Honoring Senator Paul Wellstoneby Representative Keith Ellison
Posted on 2013-01-02
in the house of representatives
Thursday, January 3, 2013
Mr. ELLISON. Mr. Speaker, I rise today in honor of Senator Paul
Wellstone and to recognize his leadership, integrity, and the lasting
impact he has had on the citizens of Minnesota and the United States.
Last year marked the tenth anniversary of the tragic death of Senator Wellstone, who was killed in a plane crash in Northern Minnesota on October 25, 2002, along with his wife, Sheila Wellstone, their daughter Marcia, members of the Senator's campaign staff Tom Lapic, Mary McEvoy, and Will McLaughlin, and the plane's two pilots Richard Conry and Michael Guess.
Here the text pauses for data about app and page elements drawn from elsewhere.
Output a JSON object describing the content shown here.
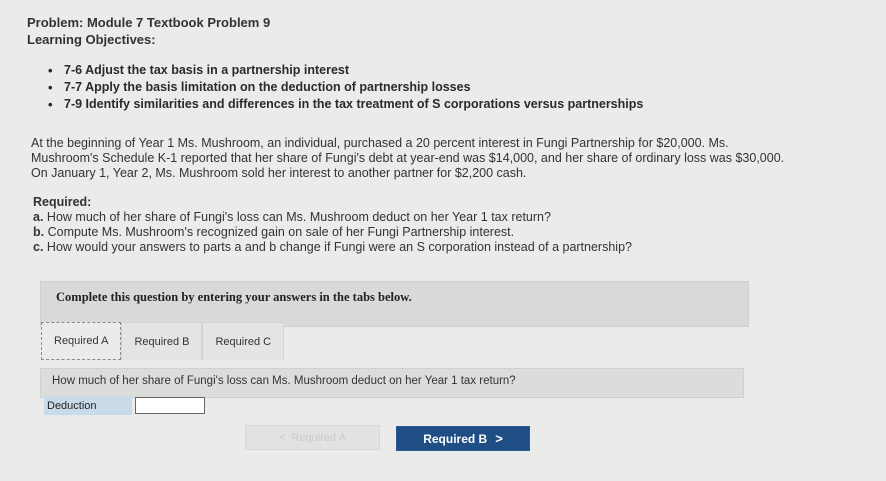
{
  "header": {
    "title": "Problem: Module 7 Textbook Problem 9",
    "subtitle": "Learning Objectives:"
  },
  "objectives": [
    "7-6 Adjust the tax basis in a partnership interest",
    "7-7 Apply the basis limitation on the deduction of partnership losses",
    "7-9 Identify similarities and differences in the tax treatment of S corporations versus partnerships"
  ],
  "problem_text": "At the beginning of Year 1 Ms. Mushroom, an individual, purchased a 20 percent interest in Fungi Partnership for $20,000. Ms. Mushroom's Schedule K-1 reported that her share of Fungi's debt at year-end was $14,000, and her share of ordinary loss was $30,000. On January 1, Year 2, Ms. Mushroom sold her interest to another partner for $2,200 cash.",
  "required": {
    "heading": "Required:",
    "parts": [
      {
        "letter": "a.",
        "text": "How much of her share of Fungi's loss can Ms. Mushroom deduct on her Year 1 tax return?"
      },
      {
        "letter": "b.",
        "text": "Compute Ms. Mushroom's recognized gain on sale of her Fungi Partnership interest."
      },
      {
        "letter": "c.",
        "text": "How would your answers to parts a and b change if Fungi were an S corporation instead of a partnership?"
      }
    ]
  },
  "instruction": "Complete this question by entering your answers in the tabs below.",
  "tabs": [
    "Required A",
    "Required B",
    "Required C"
  ],
  "question": "How much of her share of Fungi's loss can Ms. Mushroom deduct on her Year 1 tax return?",
  "deduction": {
    "label": "Deduction",
    "value": ""
  },
  "nav": {
    "prev_label": "Required A",
    "prev_arrow": "<",
    "next_label": "Required B",
    "next_arrow": ">"
  }
}
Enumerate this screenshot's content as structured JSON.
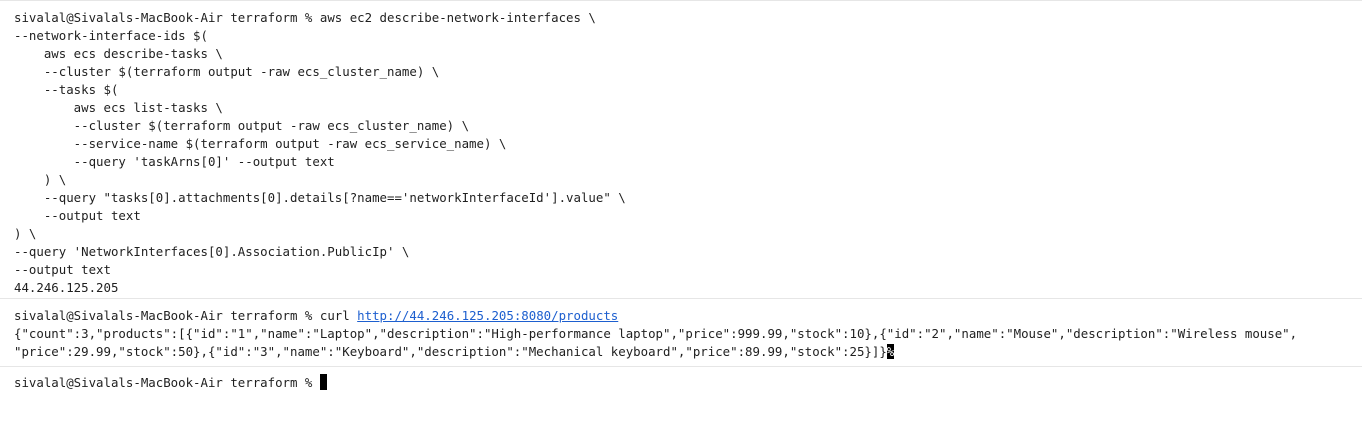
{
  "block1": {
    "prompt": "sivalal@Sivalals-MacBook-Air terraform % ",
    "lines": [
      "aws ec2 describe-network-interfaces \\",
      "--network-interface-ids $(",
      "    aws ecs describe-tasks \\",
      "    --cluster $(terraform output -raw ecs_cluster_name) \\",
      "    --tasks $(",
      "        aws ecs list-tasks \\",
      "        --cluster $(terraform output -raw ecs_cluster_name) \\",
      "        --service-name $(terraform output -raw ecs_service_name) \\",
      "        --query 'taskArns[0]' --output text",
      "    ) \\",
      "    --query \"tasks[0].attachments[0].details[?name=='networkInterfaceId'].value\" \\",
      "    --output text",
      ") \\",
      "--query 'NetworkInterfaces[0].Association.PublicIp' \\",
      "--output text"
    ],
    "output": "44.246.125.205"
  },
  "block2": {
    "prompt": "sivalal@Sivalals-MacBook-Air terraform % ",
    "command": "curl ",
    "url": "http://44.246.125.205:8080/products",
    "output_line1": "{\"count\":3,\"products\":[{\"id\":\"1\",\"name\":\"Laptop\",\"description\":\"High-performance laptop\",\"price\":999.99,\"stock\":10},{\"id\":\"2\",\"name\":\"Mouse\",\"description\":\"Wireless mouse\",",
    "output_line2": "\"price\":29.99,\"stock\":50},{\"id\":\"3\",\"name\":\"Keyboard\",\"description\":\"Mechanical keyboard\",\"price\":89.99,\"stock\":25}]}",
    "eol_mark": "%"
  },
  "block3": {
    "prompt": "sivalal@Sivalals-MacBook-Air terraform % "
  }
}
Paul should not be remembered for the tragedy of his death, but rather the energy with which he lived his life. Born in Washington, DC, Senator Wellstone took a teaching position at Carleton College in Northfield, MN, after graduating from the University of North Carolina. While a professor at Carleton College, Paul inspired his students though his teaching of political science in the classroom and his grassroots organizing in the community. When his position at the college was in question, students rallied around him and successfully lobbied the college not only to protect his job, but to grant him tenure. The activism he infused in his teaching is felt today on [[Page E2043]] Capitol Hill, where a number of his former students continue to work towards greater equality for all Americans.
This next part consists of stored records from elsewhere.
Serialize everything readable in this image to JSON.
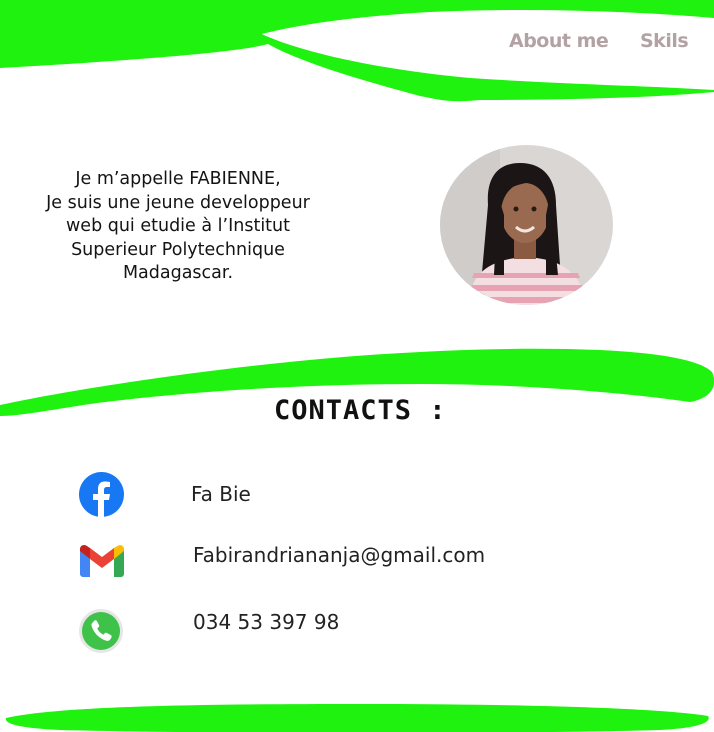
{
  "nav": {
    "about_label": "About me",
    "skills_label": "Skils"
  },
  "intro": {
    "lines": [
      "Je m’appelle FABIENNE,",
      "Je suis une jeune developpeur",
      "web qui etudie à l’Institut",
      "Superieur Polytechnique",
      "Madagascar."
    ]
  },
  "contacts": {
    "title": "CONTACTS :",
    "facebook": "Fa Bie",
    "email": "Fabirandriananja@gmail.com",
    "phone": "034 53 397 98"
  },
  "icons": {
    "facebook": "facebook-icon",
    "gmail": "gmail-icon",
    "phone": "phone-icon"
  },
  "colors": {
    "accent_green": "#1ff20f",
    "nav_text": "#b3a2a4",
    "facebook_blue": "#1877f2",
    "whatsapp_green": "#3fc24a"
  }
}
Paul's activism extended beyond the college campus. He worked throughout the state of Minnesota, organizing labor groups, farmers, and immigrant communities; championing causes such as public housing, healthcare, and improved education. Paul's work led to his successful Senate bid in 1990, and re-election in 1996, campaigning from the back of a beat-up old school bus painted his signature green. In Washington, Paul continued his legacy of progressive policy, particularly working towards mental health parity. Paul never did what was expedient, instead he did what he felt was right, standing up for those without a strong voice in Congress. Paul was one of the few senators to vote against the authorization of war in Iraq, shortly before the 2002 election. He knew this vote might cost him his seat in the Senate, and he was the only senator up for reelection to vote no.
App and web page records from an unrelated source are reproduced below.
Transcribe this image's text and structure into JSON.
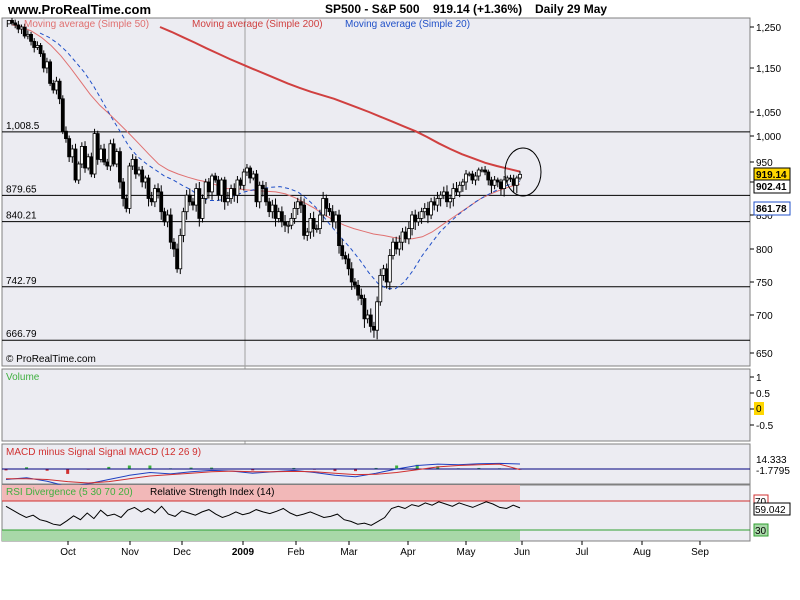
{
  "header": {
    "site": "www.ProRealTime.com",
    "symbol": "SP500 - S&P 500",
    "last_quote": "919.14 (+1.36%)",
    "period": "Daily  29 May"
  },
  "watermark": "© ProRealTime.com",
  "colors": {
    "grid_line": "#9aa0b8",
    "price_up": "#ffffff",
    "price_down": "#000000",
    "ma50": "#e07070",
    "ma200": "#d04040",
    "ma20": "#2050c8",
    "macd_line": "#2040c0",
    "signal_line": "#d03030",
    "histogram": "#40b040",
    "rsi_band_high": "#f2b8b8",
    "rsi_band_low": "#a8d8a8"
  },
  "chart_data": [
    {
      "type": "candlestick",
      "title": "SP500 - S&P 500",
      "legend": [
        "P",
        "Moving average (Simple 50)",
        "Moving average (Simple 200)",
        "Moving average (Simple 20)"
      ],
      "ylim": [
        615,
        1265
      ],
      "y_ticks": [
        650,
        700,
        750,
        800,
        850,
        900,
        950,
        "1,000",
        "1,050",
        "1,150",
        "1,250"
      ],
      "x_ticks": [
        "Oct",
        "Nov",
        "Dec",
        "2009",
        "Feb",
        "Mar",
        "Apr",
        "May",
        "Jun",
        "Jul",
        "Aug",
        "Sep"
      ],
      "horizontal_levels": [
        {
          "label": "1,008.5",
          "value": 1008.5
        },
        {
          "label": "879.65",
          "value": 879.65
        },
        {
          "label": "840.21",
          "value": 840.21
        },
        {
          "label": "742.79",
          "value": 742.79
        },
        {
          "label": "666.79",
          "value": 666.79
        }
      ],
      "right_labels": [
        {
          "text": "919.14",
          "value": 919.14
        },
        {
          "text": "902.41",
          "value": 902.41
        },
        {
          "text": "861.78",
          "value": 861.78
        }
      ],
      "closes": [
        1260,
        1255,
        1245,
        1250,
        1228,
        1232,
        1215,
        1200,
        1205,
        1185,
        1150,
        1165,
        1115,
        1100,
        1120,
        1080,
        1010,
        995,
        960,
        975,
        905,
        945,
        980,
        935,
        960,
        920,
        1005,
        955,
        975,
        950,
        940,
        985,
        945,
        970,
        900,
        875,
        860,
        940,
        955,
        920,
        930,
        900,
        910,
        875,
        870,
        890,
        885,
        855,
        840,
        850,
        810,
        800,
        770,
        820,
        855,
        880,
        870,
        865,
        890,
        845,
        875,
        900,
        885,
        915,
        905,
        880,
        905,
        870,
        875,
        890,
        880,
        905,
        895,
        925,
        935,
        910,
        920,
        870,
        895,
        890,
        870,
        855,
        865,
        845,
        855,
        840,
        835,
        835,
        845,
        860,
        870,
        865,
        820,
        825,
        845,
        830,
        830,
        850,
        875,
        860,
        855,
        840,
        850,
        805,
        790,
        785,
        770,
        750,
        745,
        730,
        725,
        695,
        700,
        685,
        680,
        720,
        760,
        770,
        750,
        790,
        810,
        800,
        810,
        825,
        815,
        830,
        850,
        840,
        845,
        855,
        860,
        850,
        870,
        865,
        875,
        880,
        885,
        870,
        875,
        890,
        885,
        895,
        900,
        920,
        920,
        905,
        915,
        930,
        930,
        925,
        905,
        895,
        905,
        900,
        890,
        905,
        910,
        908,
        895,
        910,
        919.14
      ],
      "series": [
        {
          "name": "Moving average (Simple 200)",
          "y": [
            1250,
            1238,
            1225,
            1212,
            1198,
            1185,
            1172,
            1160,
            1148,
            1137,
            1126,
            1115,
            1105,
            1096,
            1088,
            1080,
            1070,
            1060,
            1050,
            1040,
            1030,
            1020,
            1010,
            998,
            986,
            975,
            965,
            957,
            948,
            940,
            933,
            926
          ]
        },
        {
          "name": "Moving average (Simple 50)",
          "y": [
            1255,
            1250,
            1240,
            1225,
            1205,
            1180,
            1150,
            1120,
            1090,
            1065,
            1045,
            1025,
            1005,
            985,
            965,
            945,
            930,
            920,
            912,
            905,
            900,
            895,
            890,
            890,
            888,
            887,
            886,
            885,
            882,
            876,
            868,
            860,
            850,
            842,
            835,
            830,
            826,
            822,
            820,
            817,
            815,
            815,
            818,
            825,
            835,
            845,
            855,
            865,
            875,
            882,
            888,
            893,
            897
          ]
        },
        {
          "name": "Moving average (Simple 20)",
          "y": [
            1235,
            1225,
            1210,
            1190,
            1165,
            1140,
            1110,
            1075,
            1040,
            1010,
            980,
            960,
            945,
            930,
            915,
            905,
            895,
            888,
            878,
            872,
            872,
            875,
            880,
            885,
            888,
            890,
            892,
            893,
            890,
            885,
            875,
            862,
            846,
            830,
            815,
            800,
            783,
            764,
            748,
            740,
            740,
            750,
            768,
            790,
            808,
            825,
            838,
            850,
            860,
            870,
            878,
            885,
            892,
            897,
            902
          ]
        }
      ]
    },
    {
      "type": "bar",
      "title": "Volume",
      "y_ticks": [
        "1",
        "0.5",
        "0",
        "-0.5"
      ],
      "right_labels": [
        {
          "text": "0",
          "value": 0
        }
      ],
      "values": []
    },
    {
      "type": "line",
      "title": "MACD minus Signal Signal MACD (12 26 9)",
      "right_labels": [
        {
          "text": "14.333",
          "value": 14.333
        },
        {
          "text": "-1.7795",
          "value": -1.7795
        }
      ],
      "series": [
        {
          "name": "MACD",
          "y": [
            -30,
            -25,
            -35,
            -50,
            -42,
            -30,
            -18,
            -10,
            -14,
            -8,
            -4,
            -6,
            -12,
            -8,
            -4,
            -10,
            -18,
            -22,
            -12,
            0,
            10,
            14,
            12,
            15,
            16,
            14.333
          ]
        },
        {
          "name": "Signal",
          "y": [
            -28,
            -28,
            -30,
            -36,
            -40,
            -36,
            -28,
            -20,
            -16,
            -12,
            -8,
            -6,
            -8,
            -8,
            -7,
            -8,
            -12,
            -16,
            -15,
            -10,
            -2,
            6,
            10,
            12,
            14,
            -1.7795
          ]
        }
      ],
      "histogram": [
        -4,
        5,
        -5,
        -14,
        -2,
        6,
        10,
        10,
        2,
        4,
        4,
        0,
        -4,
        0,
        3,
        -2,
        -6,
        -6,
        3,
        10,
        12,
        8,
        2,
        3,
        2,
        -2
      ]
    },
    {
      "type": "line",
      "title": "Relative Strength Index (14)",
      "subtitle": "RSI Divergence (5 30 70 20)",
      "levels": [
        {
          "label": "70",
          "value": 70
        },
        {
          "label": "30",
          "value": 30
        }
      ],
      "right_labels": [
        {
          "text": "59.042",
          "value": 59.042
        }
      ],
      "ylim": [
        0,
        100
      ],
      "series": [
        {
          "name": "RSI",
          "y": [
            62,
            55,
            48,
            42,
            46,
            38,
            35,
            30,
            28,
            36,
            45,
            38,
            50,
            40,
            55,
            45,
            48,
            42,
            55,
            60,
            52,
            58,
            50,
            62,
            48,
            44,
            54,
            50,
            46,
            52,
            56,
            48,
            42,
            46,
            52,
            47,
            50,
            56,
            52,
            49,
            53,
            58,
            50,
            45,
            48,
            52,
            47,
            42,
            44,
            48,
            38,
            35,
            30,
            32,
            28,
            35,
            42,
            58,
            62,
            58,
            65,
            62,
            68,
            64,
            70,
            66,
            62,
            68,
            64,
            60,
            65,
            70,
            66,
            60,
            58,
            64,
            59.042
          ]
        }
      ]
    }
  ]
}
Throughout his academic and political career, Paul was matched in energy and determination by his wife, Sheila. An outspoken advocate for women and families experiencing domestic violence, Sheila brought the conversation about domestic violence in our communities to a national level, and was instrumental in passing the first Violence Against Women Act. A leading voice for women in the United States, she also extended her focus to international human rights abuses and spoke out for victims of sex trafficking. She helped make the fight against domestic violence a national priority.
Paul and Sheila's work is continued with groups such as Wellstone Action, which promotes progressive causes and has trained over 55,000 candidates, campaign staff, and community organizers around the country, and the Sheila Wellstone Institute, which continues Sheila's work of ending the violence against women and children.
Paul's legacy is not encapsulated in a specific cause or any individual vote, but by his embodiment of public service. He was an example of how to live a life dedicated to values and the greater good. Paul did not make decisions based on whether they were right politically, but whether they met his basic principles of fairness, generosity, and compassion.
Senator Wellstone was a political inspiration for me, and I am proud to call him my friend. He will always be remembered as a champion for the underserved, a master at grassroots campaigning, a fervent public speaker, and a Minnesota icon. Many of my colleagues have stood on the floor here and in the Senate over the last ten years, remembering his presence as we unsuccessfully try to fill the gap he left behind in politics. A truly uncommon politician, I believe if we live by Senator Wellstone's actions, our country will be better for it. As Paul said, ``We all do better, when we all do better.''